Jacob Silverman wrote an essay for Slate on Friday decrying “the epidemic of niceness in online book culture.” Of course, complaints about anodyne book reviews are not particularly new (I wrote my own back in March, which, I note with a pang of envy, received only a tiny fraction of the number of “likes” that Silverman’s has garnered.) But he’s updated the usual lament by blaming the influence of social media. “Today’s literary culture,” he claims, is a “mutual admiration society” composed of novelists, reviewers, fans and publicists who incessantly fawn over each other in a flurry of sweet tweets.
“If you spend time in the literary Twitter — or blogospheres — you’ll be positively besieged by amiability, by a relentless enthusiasm that might have you believing that all new books are wonderful and that every writer is every other writer’s biggest fan. . . . The literary world — a famously insular community to begin with — has become mired in clubbiness and glad-handing.”
I can’t disagree with Silverman’s description of the cheery online culture or its deleterious effects on the fragile health of book reviewing. Like mainline churches that have watered down their theology in a fit of desperate niceness, book sections have tried to attract more followers by being friendlier — spunkier, shorter, hipper. And yet, like their religious sisters and brothers, they’ve failed to garner more influence or attention.

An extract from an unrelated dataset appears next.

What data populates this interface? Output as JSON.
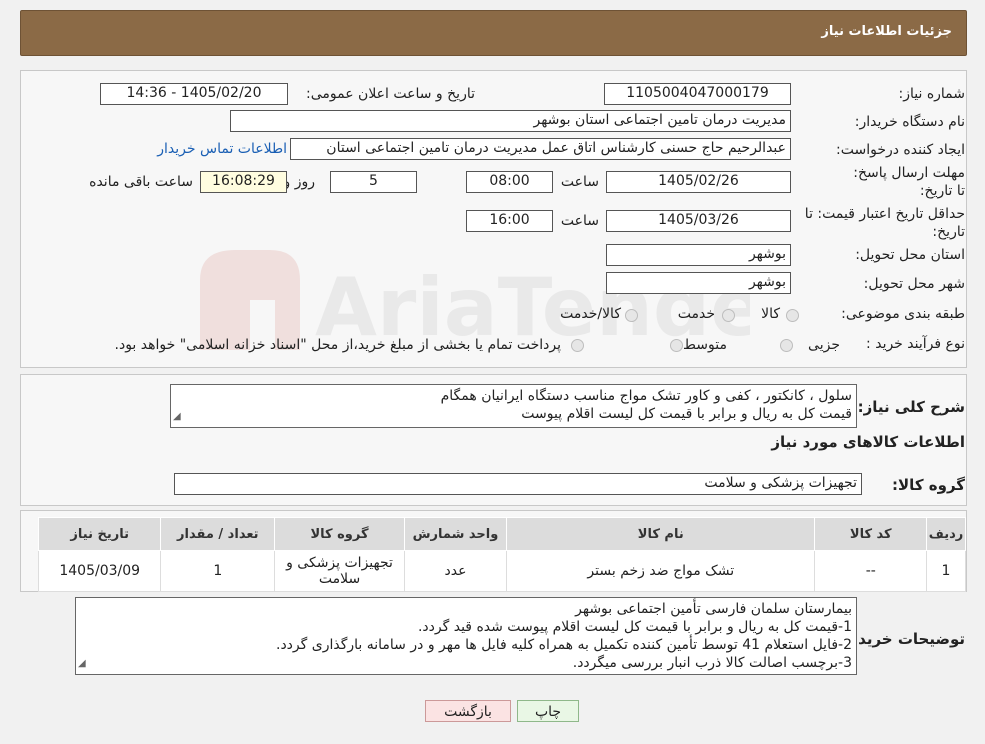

I sympathize with the giddy enthusers. The market has spoken, and these days the market speaks with a scythe.
I’m lucky enough to have a well-paying job as an editor; whether I like a novel or not has no effect on my next paycheck. And my Pulitzer Prize-winning colleagues, Jonathan Yardley and Michael Dirda, are free to slash and burn whatever they think deserves it.
But at many publications, only the most oblivious — or principled — freelance critics could fail to notice the relative popularity of their own positive reviews. When you really, really like a book, your review appears on the front of the Arts section and high on the Arts homepage, and a link to it gets tweeted around the world, and people “like” it — in every sense of the word. It might even get reprinted in capsule form in “The Week,” which impresses your brother, who has a real job. And a few weeks later, you see your name appearing in blurbs in That Other East Coast Paper, and a few months after that, there’s your name on the back of the new paperback edition. Your parents start to believe that maybe you’re a writer after all.
And you get more assignments.
But try telling the truth. . . . You cannot fathom the silence that greets an unenthusiastic review of a mid-list literary novel. You could comfortably tune a piano in such silence. And then on that piano you could play, “Brother, Can You Spare a Dime?”
This should not come as a surprise. We live in a consumer culture. Many feature writers are pressured to produce copy that their readers can “use” — that is, use to buy things. Combine that with a thirst for clicks and views, and you’ve got the potential for abuse.
(A freelancer for a women’s magazine told me recently that she’s been instructed to rave about the books she’s assigned, no matter what she really thinks. That’s not book criticism; it’s publicity. And it’s hardly “nice” to the people who really matter: our readers.)
If you’re a book critic, you hear the question everyday: What should I read next? Faced with several hundred thousand titles a year, people are naturally at a loss. They join book clubs; they scan Goodreads; they reach for the reader-tested books on the bestseller list, which, for all its mediocrity, at least gives people some kind of direction.
In 15 years, nobody at a barbecue has ever asked me to expound on the weaknesses of a mid-list novel they’ve never heard of.
So I see the logic of the confession by Time magazine book critic Lev Grossman that he’ll usually review only books he likes. My problem is I can’t always tell if a novel is any good until I’ve burned through too much of my week, and then there isn’t time to find another one for Wednesday’s column. Also, I think it’s essential for some of us to throw sand into the gears of the publicity machine that encourages readers to buy novels that aren’t very good. If we renounce that role, who’s left to do it in a marketplace of RTs, likes and +1s?
Silverman’s concerns, though, are broader than such consumer interests. He wishes “we’d tolerate barbed reviews, some quarrels, and blistering critiques, because they make our culture more interesting.” But, of course, we do tolerate those tough critics; some of us eagerly search them out every week. It’s just that pugilistic literary reflections may have been one of the things that got driven off Main Street when scores of newspaper book sections closed around the country. Without book editors and securely employed critics to defend that arena of cultural conflict, the ring has been covered over with LOLCats.
But don’t despair, Mr. Silverman. If authors and their friends want to pet each other on Twitter, that’s okay. Sharp, honest book reviews are still just a click away. If readers want them, they’ll find them.
And I’m not just saying that to be nice. :-)